          After about 6 months of going to court the person gets convicted, ordered to pay $750,00 in fines and has a stopper placed on him/her ability to get a drivers license or register a car until all the fines has been paid.
          Total cost for this type of resistance? Fines $750.00+ Bail $250.00+loss of wages from work $750.00. Out of pocket cost $1,750.00. Because he/she now has these citations on their drivers abstract he/she will have to pay higher auto insurance. This is one of the more milder out comes of this type of resistance. I have seen people in this situation that suffered a lot worse because it started a vicious cycle of going through the system several times because they still had to drive to work, take kids school/doctor, etc…. and they continued to get pulled over and even ended up doing jail time.
          Here’s my type of resistance without injury. I utilize the Hawaii drivers license which allows me to conduct my business, make money and take care my family. I take $1,750.00 of my hard earned money and display my resistance by using it against the occupier. This can be done in many different ways. Invest it so guess speakers can educate our people and world of our occupation. Invest in the HK acting gov’t so they can keep doing their job in the international arena. This type of resistance broth forth a positive out come and a return on my investment to ending the occupation. Versus the other type of resistance which has negative returns. It’s up to the individual on how they want to display their resistance.
          MHO

  18. My father was a employee of the American war department during the second world war working on the building of the major army medical Center. He is an American citizen born in New York cities and he worked there from 1942 to 1949 I just born St. Francis Hospital in 1948. My question hi entitled to any benefits from the state of Hawaii for the prior kingdom. Considering retiring to Hawaii

  19. Hi! My father immigrated to Hawaii in 1928 as a worker in sugar mill.He was issued a selective service registration in 1942. His registration certificate shows he is a us nat. This is my question. Is there a record of my father’s certificate of naturalization or passport even if it was issued during the wirld war II in hawaii?

  20. Good day. My Grandfather is a naturalize born in Hawaii and then my father which is a son of my grandfather was registered in the registry in Hawaii, my father was born in the Philippines. But my grandfather registered my father as his son. My father died last 2014. My question is, Is it possible for me to acquire the citizenship of my father or grandfather?

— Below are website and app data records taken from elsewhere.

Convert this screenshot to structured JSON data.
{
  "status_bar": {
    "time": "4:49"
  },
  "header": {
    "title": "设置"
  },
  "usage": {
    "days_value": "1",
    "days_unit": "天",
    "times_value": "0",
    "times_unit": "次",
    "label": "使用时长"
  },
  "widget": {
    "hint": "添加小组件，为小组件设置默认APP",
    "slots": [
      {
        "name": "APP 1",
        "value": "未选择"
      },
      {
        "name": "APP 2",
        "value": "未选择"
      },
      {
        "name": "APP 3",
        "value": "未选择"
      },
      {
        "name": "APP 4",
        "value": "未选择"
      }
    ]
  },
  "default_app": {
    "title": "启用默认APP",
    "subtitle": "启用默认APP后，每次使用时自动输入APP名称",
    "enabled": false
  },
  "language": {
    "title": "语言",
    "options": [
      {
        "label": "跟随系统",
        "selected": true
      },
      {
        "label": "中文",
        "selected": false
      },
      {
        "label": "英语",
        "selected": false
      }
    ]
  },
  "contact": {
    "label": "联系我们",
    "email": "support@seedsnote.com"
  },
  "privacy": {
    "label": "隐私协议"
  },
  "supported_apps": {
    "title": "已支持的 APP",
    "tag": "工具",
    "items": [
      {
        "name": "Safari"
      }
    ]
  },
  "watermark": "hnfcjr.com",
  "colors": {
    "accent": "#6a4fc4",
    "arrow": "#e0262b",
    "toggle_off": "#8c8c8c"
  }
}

  21. I have read some of the comments But Fail To Understand some Things So I Have A Question So My Grandpa was Born In The Philippines But Moved To Hawaii With His Parents and Many Other Family After he was Born in 1910 So He Grew Up In Hawaii And Became A U.S.Citizen in the 1930s When He Was A Grown Man So what Is He Considered In Nationality

  22. My grandmother was born in Hawaii in 1903 and my mom in California 1940 so she was a Hawaiian that became a citizen when Hawaiian became a state.?

  23. Ok so I wanna denounce my forced right as an American citizen asap and take back my birth right as a Hawaiian Kingdom subject, and my Hawaiian Flag. Is there a place to do so, and when and where can I do that. Do you have the pe pa, because I have already told my family I’ll no longer be voting because it has to do with the United States, and it’s illegal to be voting in an occupied state, according to the Geneva Conventions, United Nations, and up on the Hague. And by U.S. treaty in recognizing that the Hawaiian Kingdom was and still is recognized as a (‘State’). Please let me know asap. Mahalo Piha theres a lot to help fix and mend, and re build, but i know i cant do it as a so called american citizen. Mahalo

Leave a Reply